To me records as vinyl are so rad because they are real, physical with a touch and a smell. The music is tied to the material of the vinyl and the paper of the cover in a way that digital forms abandoned. I shouldn’t say this here because my mother may search my name and find out that I have her record but I do and it is Ella Fitzgerald and Louis Armstrong. This is my favorite record cover and even a close second for favorite record, Ella and Louis are sitting in folding chairs on a tile floor with subtly coordinating get ups and the sweetest smiles you’ve ever seen. It was my grandparents record that they used to dance to and I guess my mom took it from them and I took it from my mom. I keep it propped up in my music room.

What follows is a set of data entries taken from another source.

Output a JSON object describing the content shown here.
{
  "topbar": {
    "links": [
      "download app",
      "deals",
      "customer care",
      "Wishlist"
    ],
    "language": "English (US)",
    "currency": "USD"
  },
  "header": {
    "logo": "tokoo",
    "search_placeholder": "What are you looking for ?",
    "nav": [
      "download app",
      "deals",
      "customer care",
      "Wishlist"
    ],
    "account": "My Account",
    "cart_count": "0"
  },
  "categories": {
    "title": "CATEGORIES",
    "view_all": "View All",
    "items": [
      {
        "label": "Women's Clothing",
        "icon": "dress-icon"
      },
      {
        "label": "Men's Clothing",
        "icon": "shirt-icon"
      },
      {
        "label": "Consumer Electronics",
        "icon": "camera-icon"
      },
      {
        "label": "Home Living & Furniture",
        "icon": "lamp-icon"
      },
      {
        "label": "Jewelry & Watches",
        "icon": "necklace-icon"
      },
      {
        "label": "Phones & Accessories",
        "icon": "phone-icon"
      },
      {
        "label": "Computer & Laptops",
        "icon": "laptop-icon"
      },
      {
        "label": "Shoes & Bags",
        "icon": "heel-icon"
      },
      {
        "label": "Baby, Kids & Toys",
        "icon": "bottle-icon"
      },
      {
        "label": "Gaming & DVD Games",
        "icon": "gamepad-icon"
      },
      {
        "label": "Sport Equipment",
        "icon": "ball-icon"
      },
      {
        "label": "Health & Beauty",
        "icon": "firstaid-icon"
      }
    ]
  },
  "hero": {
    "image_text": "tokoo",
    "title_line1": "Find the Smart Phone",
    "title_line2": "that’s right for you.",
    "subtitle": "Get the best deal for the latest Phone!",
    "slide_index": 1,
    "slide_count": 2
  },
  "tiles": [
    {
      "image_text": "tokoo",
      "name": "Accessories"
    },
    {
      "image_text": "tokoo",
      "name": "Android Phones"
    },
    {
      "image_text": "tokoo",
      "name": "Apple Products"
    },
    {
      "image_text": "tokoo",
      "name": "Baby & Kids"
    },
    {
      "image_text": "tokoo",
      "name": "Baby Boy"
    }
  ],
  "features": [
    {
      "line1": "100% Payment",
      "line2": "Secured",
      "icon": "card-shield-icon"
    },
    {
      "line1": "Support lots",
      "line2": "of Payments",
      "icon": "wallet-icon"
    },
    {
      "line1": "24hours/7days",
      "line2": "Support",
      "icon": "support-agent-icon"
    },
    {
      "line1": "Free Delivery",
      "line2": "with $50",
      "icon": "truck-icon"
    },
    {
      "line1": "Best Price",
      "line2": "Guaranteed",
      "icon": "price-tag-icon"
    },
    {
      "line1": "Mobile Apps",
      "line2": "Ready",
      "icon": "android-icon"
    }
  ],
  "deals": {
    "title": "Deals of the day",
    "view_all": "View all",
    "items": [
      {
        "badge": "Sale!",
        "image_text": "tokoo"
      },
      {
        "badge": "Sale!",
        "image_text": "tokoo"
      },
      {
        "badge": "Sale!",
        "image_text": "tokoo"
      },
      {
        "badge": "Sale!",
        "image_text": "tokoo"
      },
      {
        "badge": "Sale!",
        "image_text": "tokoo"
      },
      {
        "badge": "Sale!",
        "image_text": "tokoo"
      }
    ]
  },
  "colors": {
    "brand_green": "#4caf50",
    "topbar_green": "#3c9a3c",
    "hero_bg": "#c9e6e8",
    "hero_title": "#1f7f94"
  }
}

My most cherished actual record right now would have to be an Inner City Records release called “Beats, Breaks and Bullshit” out of my hometown Baltimore. Baltimore Club is starting to be loved by mad people all around the world and its cool to see how Baltimore offers something that people can relate to right now. Baltimore is harsh as fuck. People have it hard but there is a real innocence and light to it that comes through in the way people are real and the way kids dance and ride dirt bikes like you’ve never seen in any other city. This energy is what makes Baltimore club so infectious to the world at this moment in time. Things are not going good but there is something human in the struggle and in the dance. People want and need to shake it shake it now.
JW: Who is a woman that has inspired you in your life, musically or otherwise?
PJ: Amelia Earhart. My dad was a pilot and I grew up around little planes and airports. He always told me stories about Amelia Earhart and I would dream about all the great adventures I could have when I was grown up and free and strong like her. I remember reading a book about her that started with a story of how she built a roller-coaster off of her fence with her sister and rollerskates or something. I was so inspired I made all sorts of strange ramps and roller-coasters off trees in the street.
I don’t know much about her actually but when I look at a picture of her she is so elegant and graceful and competent and inspired and maybe even a little mischievous. I hope that is true and that she really just landed in some beautiful island paradise and fell deeply in love many times with everything and took up something new. Who knows, but she is still someone to look up to.
Download: Phoebe Jean and the Air Force – Wata